Councillors have backed a group set up to lobby for a fair support system for Shetland agriculture and to defend the £10 million a year that currently comes to the industry.
The threats over the next two years include the EU review of its Common Agricultural Policy with its big subsidies coming under pressure at a time of spending cuts. Meanwhile in Scotland there is a need to fight Shetland’s corner as the government decides on the future shape of financial support resulting from the so-called Pack Inquiry.
According to the council’s development department, if even £1 million of annual support is lost it could result in a loss to the Shetland economy totalling £2.1 million and the loss of around 70 jobs.
Head of business development Douglas Irvine said: “Obtaining an equitable outcome for Shetland agriculture from the review of the future support system after 2013 is extremely important if Shetland is to retain an active agricultural sector and maintain rural population.

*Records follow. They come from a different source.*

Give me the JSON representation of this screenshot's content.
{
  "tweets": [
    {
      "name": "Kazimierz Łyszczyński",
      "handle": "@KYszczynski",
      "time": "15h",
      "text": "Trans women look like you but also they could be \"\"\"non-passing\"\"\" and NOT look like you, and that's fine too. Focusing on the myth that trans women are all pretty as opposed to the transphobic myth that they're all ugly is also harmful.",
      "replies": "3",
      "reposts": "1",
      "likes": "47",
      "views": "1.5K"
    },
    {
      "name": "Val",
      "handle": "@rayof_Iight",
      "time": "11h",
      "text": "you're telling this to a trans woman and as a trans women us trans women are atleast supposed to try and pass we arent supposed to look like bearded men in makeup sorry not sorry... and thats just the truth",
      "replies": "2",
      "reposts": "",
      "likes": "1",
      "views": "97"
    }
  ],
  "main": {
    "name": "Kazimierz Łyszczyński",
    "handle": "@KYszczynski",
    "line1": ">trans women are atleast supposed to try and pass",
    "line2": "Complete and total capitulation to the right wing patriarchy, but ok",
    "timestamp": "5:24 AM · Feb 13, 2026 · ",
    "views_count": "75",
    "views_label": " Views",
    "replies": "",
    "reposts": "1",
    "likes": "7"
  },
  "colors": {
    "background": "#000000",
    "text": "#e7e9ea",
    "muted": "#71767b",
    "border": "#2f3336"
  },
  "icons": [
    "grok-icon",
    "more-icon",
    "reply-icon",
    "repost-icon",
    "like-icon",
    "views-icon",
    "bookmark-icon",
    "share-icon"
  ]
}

“It is therefore essential to make sure that Shetland’s case is heard, perhaps in collaboration with other parts of the country, to encourage a debate that focuses on the needs of the remoter and less fertile agricultural regions of Scotland.”
As part of Shetland’s international campaign, an agricultural support working group has been revived to support the lobbying effort. The two councillors sitting on it are Jim Budge and Alastair Cooper. They are joined by Mr Irvine, union representatives, the Crofters Commission and the Shetland Livestock Marketing Group.

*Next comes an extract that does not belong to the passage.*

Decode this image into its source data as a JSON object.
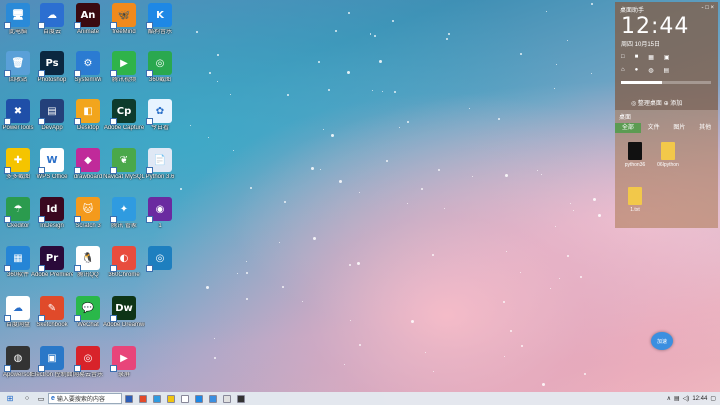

At Thursday’s meeting of the development committee Mr Cooper said: “Two years is not going to be long to change an awful lot of folk’s minds and that’s what we have to do.”
Mr Budge said Shetland produced top-quality livestock but the biggest problem it faced was the extra costs of getting feed in and transporting the animals out.